## Your assignment
Would you please reproduce all the entries exactly, leaving the pictures out?

## Material to process
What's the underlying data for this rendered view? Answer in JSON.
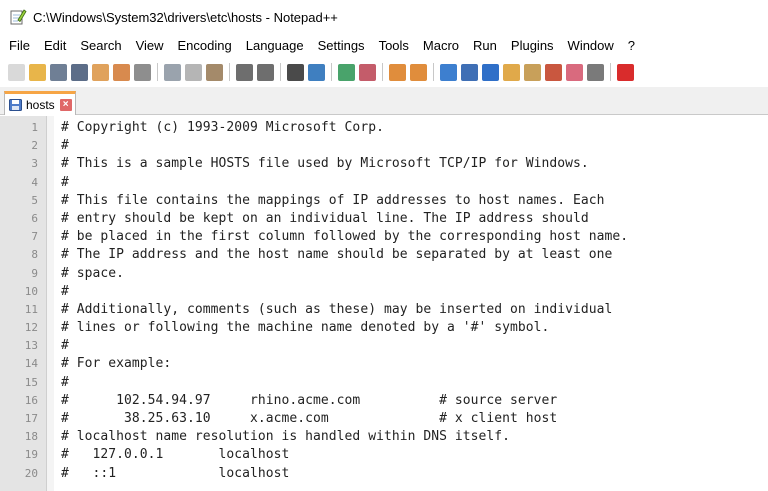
{
  "window": {
    "title": "C:\\Windows\\System32\\drivers\\etc\\hosts - Notepad++",
    "icon": "notepad-pen-icon"
  },
  "menu": [
    "File",
    "Edit",
    "Search",
    "View",
    "Encoding",
    "Language",
    "Settings",
    "Tools",
    "Macro",
    "Run",
    "Plugins",
    "Window",
    "?"
  ],
  "toolbar": {
    "groups": [
      [
        {
          "name": "new-file-icon",
          "color": "#d9d9d9",
          "glyph": ""
        },
        {
          "name": "open-file-icon",
          "color": "#e8b54a",
          "glyph": ""
        },
        {
          "name": "save-icon",
          "color": "#6f7f95",
          "glyph": ""
        },
        {
          "name": "save-all-icon",
          "color": "#5c6d88",
          "glyph": ""
        },
        {
          "name": "close-file-icon",
          "color": "#e0a25c",
          "glyph": ""
        },
        {
          "name": "close-all-icon",
          "color": "#d88a4e",
          "glyph": ""
        },
        {
          "name": "print-icon",
          "color": "#8e8e8e",
          "glyph": ""
        }
      ],
      [
        {
          "name": "cut-icon",
          "color": "#9aa3ad",
          "glyph": ""
        },
        {
          "name": "copy-icon",
          "color": "#b5b5b5",
          "glyph": ""
        },
        {
          "name": "paste-icon",
          "color": "#a48a6a",
          "glyph": ""
        }
      ],
      [
        {
          "name": "undo-icon",
          "color": "#6e6e6e",
          "glyph": ""
        },
        {
          "name": "redo-icon",
          "color": "#6e6e6e",
          "glyph": ""
        }
      ],
      [
        {
          "name": "find-icon",
          "color": "#4a4a4a",
          "glyph": ""
        },
        {
          "name": "replace-icon",
          "color": "#3f7fc0",
          "glyph": ""
        }
      ],
      [
        {
          "name": "zoom-in-icon",
          "color": "#49a36b",
          "glyph": ""
        },
        {
          "name": "zoom-out-icon",
          "color": "#c45c6a",
          "glyph": ""
        }
      ],
      [
        {
          "name": "sync-vertical-icon",
          "color": "#e08d3c",
          "glyph": ""
        },
        {
          "name": "sync-horizontal-icon",
          "color": "#e08d3c",
          "glyph": ""
        }
      ],
      [
        {
          "name": "word-wrap-icon",
          "color": "#3d7fcf",
          "glyph": ""
        },
        {
          "name": "show-all-characters-icon",
          "color": "#3f6fb5",
          "glyph": ""
        },
        {
          "name": "indent-guide-icon",
          "color": "#2f6fc8",
          "glyph": ""
        },
        {
          "name": "user-defined-language-icon",
          "color": "#e0a94a",
          "glyph": ""
        },
        {
          "name": "document-map-icon",
          "color": "#c8a05a",
          "glyph": ""
        },
        {
          "name": "function-list-icon",
          "color": "#c9573f",
          "glyph": ""
        },
        {
          "name": "folder-as-workspace-icon",
          "color": "#d96a7e",
          "glyph": ""
        },
        {
          "name": "monitoring-icon",
          "color": "#7a7a7a",
          "glyph": ""
        }
      ],
      [
        {
          "name": "record-macro-icon",
          "color": "#d92c2c",
          "glyph": ""
        }
      ]
    ]
  },
  "tabs": [
    {
      "label": "hosts",
      "icon": "save-disk-icon",
      "close": "close-tab-icon"
    }
  ],
  "editor": {
    "lines": [
      {
        "n": "1",
        "text": "# Copyright (c) 1993-2009 Microsoft Corp."
      },
      {
        "n": "2",
        "text": "#"
      },
      {
        "n": "3",
        "text": "# This is a sample HOSTS file used by Microsoft TCP/IP for Windows."
      },
      {
        "n": "4",
        "text": "#"
      },
      {
        "n": "5",
        "text": "# This file contains the mappings of IP addresses to host names. Each"
      },
      {
        "n": "6",
        "text": "# entry should be kept on an individual line. The IP address should"
      },
      {
        "n": "7",
        "text": "# be placed in the first column followed by the corresponding host name."
      },
      {
        "n": "8",
        "text": "# The IP address and the host name should be separated by at least one"
      },
      {
        "n": "9",
        "text": "# space."
      },
      {
        "n": "10",
        "text": "#"
      },
      {
        "n": "11",
        "text": "# Additionally, comments (such as these) may be inserted on individual"
      },
      {
        "n": "12",
        "text": "# lines or following the machine name denoted by a '#' symbol."
      },
      {
        "n": "13",
        "text": "#"
      },
      {
        "n": "14",
        "text": "# For example:"
      },
      {
        "n": "15",
        "text": "#"
      },
      {
        "n": "16",
        "text": "#      102.54.94.97     rhino.acme.com          # source server"
      },
      {
        "n": "17",
        "text": "#       38.25.63.10     x.acme.com              # x client host"
      },
      {
        "n": "18",
        "text": "# localhost name resolution is handled within DNS itself."
      },
      {
        "n": "19",
        "text": "#   127.0.0.1       localhost"
      },
      {
        "n": "20",
        "text": "#   ::1             localhost"
      }
    ]
  }
}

## Result below
What's the underlying data for this rendered view? Answer in JSON.
{
  "window": {
    "title": "C:\\Windows\\System32\\drivers\\etc\\hosts - Notepad++",
    "icon": "notepad-pen-icon"
  },
  "menu": [
    "File",
    "Edit",
    "Search",
    "View",
    "Encoding",
    "Language",
    "Settings",
    "Tools",
    "Macro",
    "Run",
    "Plugins",
    "Window",
    "?"
  ],
  "toolbar": {
    "groups": [
      [
        {
          "name": "new-file-icon",
          "color": "#d9d9d9",
          "glyph": ""
        },
        {
          "name": "open-file-icon",
          "color": "#e8b54a",
          "glyph": ""
        },
        {
          "name": "save-icon",
          "color": "#6f7f95",
          "glyph": ""
        },
        {
          "name": "save-all-icon",
          "color": "#5c6d88",
          "glyph": ""
        },
        {
          "name": "close-file-icon",
          "color": "#e0a25c",
          "glyph": ""
        },
        {
          "name": "close-all-icon",
          "color": "#d88a4e",
          "glyph": ""
        },
        {
          "name": "print-icon",
          "color": "#8e8e8e",
          "glyph": ""
        }
      ],
      [
        {
          "name": "cut-icon",
          "color": "#9aa3ad",
          "glyph": ""
        },
        {
          "name": "copy-icon",
          "color": "#b5b5b5",
          "glyph": ""
        },
        {
          "name": "paste-icon",
          "color": "#a48a6a",
          "glyph": ""
        }
      ],
      [
        {
          "name": "undo-icon",
          "color": "#6e6e6e",
          "glyph": ""
        },
        {
          "name": "redo-icon",
          "color": "#6e6e6e",
          "glyph": ""
        }
      ],
      [
        {
          "name": "find-icon",
          "color": "#4a4a4a",
          "glyph": ""
        },
        {
          "name": "replace-icon",
          "color": "#3f7fc0",
          "glyph": ""
        }
      ],
      [
        {
          "name": "zoom-in-icon",
          "color": "#49a36b",
          "glyph": ""
        },
        {
          "name": "zoom-out-icon",
          "color": "#c45c6a",
          "glyph": ""
        }
      ],
      [
        {
          "name": "sync-vertical-icon",
          "color": "#e08d3c",
          "glyph": ""
        },
        {
          "name": "sync-horizontal-icon",
          "color": "#e08d3c",
          "glyph": ""
        }
      ],
      [
        {
          "name": "word-wrap-icon",
          "color": "#3d7fcf",
          "glyph": ""
        },
        {
          "name": "show-all-characters-icon",
          "color": "#3f6fb5",
          "glyph": ""
        },
        {
          "name": "indent-guide-icon",
          "color": "#2f6fc8",
          "glyph": ""
        },
        {
          "name": "user-defined-language-icon",
          "color": "#e0a94a",
          "glyph": ""
        },
        {
          "name": "document-map-icon",
          "color": "#c8a05a",
          "glyph": ""
        },
        {
          "name": "function-list-icon",
          "color": "#c9573f",
          "glyph": ""
        },
        {
          "name": "folder-as-workspace-icon",
          "color": "#d96a7e",
          "glyph": ""
        },
        {
          "name": "monitoring-icon",
          "color": "#7a7a7a",
          "glyph": ""
        }
      ],
      [
        {
          "name": "record-macro-icon",
          "color": "#d92c2c",
          "glyph": ""
        }
      ]
    ]
  },
  "tabs": [
    {
      "label": "hosts",
      "icon": "save-disk-icon",
      "close": "close-tab-icon"
    }
  ],
  "editor": {
    "lines": [
      {
        "n": "1",
        "text": "# Copyright (c) 1993-2009 Microsoft Corp."
      },
      {
        "n": "2",
        "text": "#"
      },
      {
        "n": "3",
        "text": "# This is a sample HOSTS file used by Microsoft TCP/IP for Windows."
      },
      {
        "n": "4",
        "text": "#"
      },
      {
        "n": "5",
        "text": "# This file contains the mappings of IP addresses to host names. Each"
      },
      {
        "n": "6",
        "text": "# entry should be kept on an individual line. The IP address should"
      },
      {
        "n": "7",
        "text": "# be placed in the first column followed by the corresponding host name."
      },
      {
        "n": "8",
        "text": "# The IP address and the host name should be separated by at least one"
      },
      {
        "n": "9",
        "text": "# space."
      },
      {
        "n": "10",
        "text": "#"
      },
      {
        "n": "11",
        "text": "# Additionally, comments (such as these) may be inserted on individual"
      },
      {
        "n": "12",
        "text": "# lines or following the machine name denoted by a '#' symbol."
      },
      {
        "n": "13",
        "text": "#"
      },
      {
        "n": "14",
        "text": "# For example:"
      },
      {
        "n": "15",
        "text": "#"
      },
      {
        "n": "16",
        "text": "#      102.54.94.97     rhino.acme.com          # source server"
      },
      {
        "n": "17",
        "text": "#       38.25.63.10     x.acme.com              # x client host"
      },
      {
        "n": "18",
        "text": "# localhost name resolution is handled within DNS itself."
      },
      {
        "n": "19",
        "text": "#   127.0.0.1       localhost"
      },
      {
        "n": "20",
        "text": "#   ::1             localhost"
      }
    ]
  }
}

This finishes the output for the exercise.